--- Records provided Enclosed Below ---

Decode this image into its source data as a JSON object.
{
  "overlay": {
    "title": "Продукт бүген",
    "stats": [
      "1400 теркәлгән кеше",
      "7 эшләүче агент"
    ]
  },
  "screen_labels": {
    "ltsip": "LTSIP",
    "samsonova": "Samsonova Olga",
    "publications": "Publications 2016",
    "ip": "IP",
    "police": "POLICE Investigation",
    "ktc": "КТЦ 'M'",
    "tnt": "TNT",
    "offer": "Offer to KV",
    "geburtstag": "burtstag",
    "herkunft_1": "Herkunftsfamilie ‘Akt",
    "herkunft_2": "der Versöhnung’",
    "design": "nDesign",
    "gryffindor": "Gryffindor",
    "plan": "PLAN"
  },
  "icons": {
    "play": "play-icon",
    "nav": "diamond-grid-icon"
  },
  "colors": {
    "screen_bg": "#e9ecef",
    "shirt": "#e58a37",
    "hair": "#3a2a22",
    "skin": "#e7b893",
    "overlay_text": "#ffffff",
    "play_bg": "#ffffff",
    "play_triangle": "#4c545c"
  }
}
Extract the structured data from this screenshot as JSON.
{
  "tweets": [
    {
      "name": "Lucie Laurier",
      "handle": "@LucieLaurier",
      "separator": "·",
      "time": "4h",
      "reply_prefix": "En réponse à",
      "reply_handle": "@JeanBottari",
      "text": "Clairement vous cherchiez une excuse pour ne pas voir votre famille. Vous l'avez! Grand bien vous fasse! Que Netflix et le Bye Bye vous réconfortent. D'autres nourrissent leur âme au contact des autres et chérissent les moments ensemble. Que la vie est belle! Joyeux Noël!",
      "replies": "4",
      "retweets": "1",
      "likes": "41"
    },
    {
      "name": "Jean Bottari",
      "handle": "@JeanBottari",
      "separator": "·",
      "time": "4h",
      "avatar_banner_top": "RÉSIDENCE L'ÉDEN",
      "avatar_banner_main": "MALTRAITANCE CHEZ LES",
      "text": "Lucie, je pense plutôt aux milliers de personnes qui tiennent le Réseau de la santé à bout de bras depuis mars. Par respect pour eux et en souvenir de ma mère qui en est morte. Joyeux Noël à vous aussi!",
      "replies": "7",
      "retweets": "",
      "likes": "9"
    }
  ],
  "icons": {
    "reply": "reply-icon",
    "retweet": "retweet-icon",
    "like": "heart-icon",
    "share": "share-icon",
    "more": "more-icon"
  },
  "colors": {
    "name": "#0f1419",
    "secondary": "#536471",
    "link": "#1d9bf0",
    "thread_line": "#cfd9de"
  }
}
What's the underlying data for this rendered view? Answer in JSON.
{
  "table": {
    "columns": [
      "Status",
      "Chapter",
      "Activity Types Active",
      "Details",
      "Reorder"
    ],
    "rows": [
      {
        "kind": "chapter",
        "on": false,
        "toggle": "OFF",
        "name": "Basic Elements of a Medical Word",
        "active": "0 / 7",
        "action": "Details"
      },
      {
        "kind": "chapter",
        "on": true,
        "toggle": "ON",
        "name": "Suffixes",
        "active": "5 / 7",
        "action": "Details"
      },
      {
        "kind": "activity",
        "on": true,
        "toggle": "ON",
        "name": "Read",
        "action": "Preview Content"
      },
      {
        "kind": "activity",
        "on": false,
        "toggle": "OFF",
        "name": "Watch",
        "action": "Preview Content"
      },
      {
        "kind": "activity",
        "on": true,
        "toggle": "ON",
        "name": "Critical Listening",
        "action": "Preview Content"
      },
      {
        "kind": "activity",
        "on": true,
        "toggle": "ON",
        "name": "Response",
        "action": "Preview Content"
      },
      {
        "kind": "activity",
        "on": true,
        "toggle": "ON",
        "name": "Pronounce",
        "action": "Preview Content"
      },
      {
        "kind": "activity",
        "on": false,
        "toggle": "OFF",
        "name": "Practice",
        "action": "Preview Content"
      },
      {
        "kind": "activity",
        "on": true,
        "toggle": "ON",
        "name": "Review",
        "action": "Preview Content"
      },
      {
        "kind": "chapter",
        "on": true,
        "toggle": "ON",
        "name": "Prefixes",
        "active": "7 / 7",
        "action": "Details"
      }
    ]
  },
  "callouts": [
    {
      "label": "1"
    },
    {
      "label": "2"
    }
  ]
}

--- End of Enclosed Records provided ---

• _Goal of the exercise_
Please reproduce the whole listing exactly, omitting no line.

• _Response_
Decode this image into its source data as a JSON object.
{
  "overlay": {
    "title": "Продукт бүген",
    "stats": [
      "1400 теркәлгән кеше",
      "7 эшләүче агент"
    ]
  },
  "screen_labels": {
    "ltsip": "LTSIP",
    "samsonova": "Samsonova Olga",
    "publications": "Publications 2016",
    "ip": "IP",
    "police": "POLICE Investigation",
    "ktc": "КТЦ 'M'",
    "tnt": "TNT",
    "offer": "Offer to KV",
    "geburtstag": "burtstag",
    "herkunft_1": "Herkunftsfamilie ‘Akt",
    "herkunft_2": "der Versöhnung’",
    "design": "nDesign",
    "gryffindor": "Gryffindor",
    "plan": "PLAN"
  },
  "icons": {
    "play": "play-icon",
    "nav": "diamond-grid-icon"
  },
  "colors": {
    "screen_bg": "#e9ecef",
    "shirt": "#e58a37",
    "hair": "#3a2a22",
    "skin": "#e7b893",
    "overlay_text": "#ffffff",
    "play_bg": "#ffffff",
    "play_triangle": "#4c545c"
  }
}
Extract the structured data from this screenshot as JSON.
{
  "tweets": [
    {
      "name": "Lucie Laurier",
      "handle": "@LucieLaurier",
      "separator": "·",
      "time": "4h",
      "reply_prefix": "En réponse à",
      "reply_handle": "@JeanBottari",
      "text": "Clairement vous cherchiez une excuse pour ne pas voir votre famille. Vous l'avez! Grand bien vous fasse! Que Netflix et le Bye Bye vous réconfortent. D'autres nourrissent leur âme au contact des autres et chérissent les moments ensemble. Que la vie est belle! Joyeux Noël!",
      "replies": "4",
      "retweets": "1",
      "likes": "41"
    },
    {
      "name": "Jean Bottari",
      "handle": "@JeanBottari",
      "separator": "·",
      "time": "4h",
      "avatar_banner_top": "RÉSIDENCE L'ÉDEN",
      "avatar_banner_main": "MALTRAITANCE CHEZ LES",
      "text": "Lucie, je pense plutôt aux milliers de personnes qui tiennent le Réseau de la santé à bout de bras depuis mars. Par respect pour eux et en souvenir de ma mère qui en est morte. Joyeux Noël à vous aussi!",
      "replies": "7",
      "retweets": "",
      "likes": "9"
    }
  ],
  "icons": {
    "reply": "reply-icon",
    "retweet": "retweet-icon",
    "like": "heart-icon",
    "share": "share-icon",
    "more": "more-icon"
  },
  "colors": {
    "name": "#0f1419",
    "secondary": "#536471",
    "link": "#1d9bf0",
    "thread_line": "#cfd9de"
  }
}
What's the underlying data for this rendered view? Answer in JSON.
{
  "table": {
    "columns": [
      "Status",
      "Chapter",
      "Activity Types Active",
      "Details",
      "Reorder"
    ],
    "rows": [
      {
        "kind": "chapter",
        "on": false,
        "toggle": "OFF",
        "name": "Basic Elements of a Medical Word",
        "active": "0 / 7",
        "action": "Details"
      },
      {
        "kind": "chapter",
        "on": true,
        "toggle": "ON",
        "name": "Suffixes",
        "active": "5 / 7",
        "action": "Details"
      },
      {
        "kind": "activity",
        "on": true,
        "toggle": "ON",
        "name": "Read",
        "action": "Preview Content"
      },
      {
        "kind": "activity",
        "on": false,
        "toggle": "OFF",
        "name": "Watch",
        "action": "Preview Content"
      },
      {
        "kind": "activity",
        "on": true,
        "toggle": "ON",
        "name": "Critical Listening",
        "action": "Preview Content"
      },
      {
        "kind": "activity",
        "on": true,
        "toggle": "ON",
        "name": "Response",
        "action": "Preview Content"
      },
      {
        "kind": "activity",
        "on": true,
        "toggle": "ON",
        "name": "Pronounce",
        "action": "Preview Content"
      },
      {
        "kind": "activity",
        "on": false,
        "toggle": "OFF",
        "name": "Practice",
        "action": "Preview Content"
      },
      {
        "kind": "activity",
        "on": true,
        "toggle": "ON",
        "name": "Review",
        "action": "Preview Content"
      },
      {
        "kind": "chapter",
        "on": true,
        "toggle": "ON",
        "name": "Prefixes",
        "active": "7 / 7",
        "action": "Details"
      }
    ]
  },
  "callouts": [
    {
      "label": "1"
    },
    {
      "label": "2"
    }
  ]
}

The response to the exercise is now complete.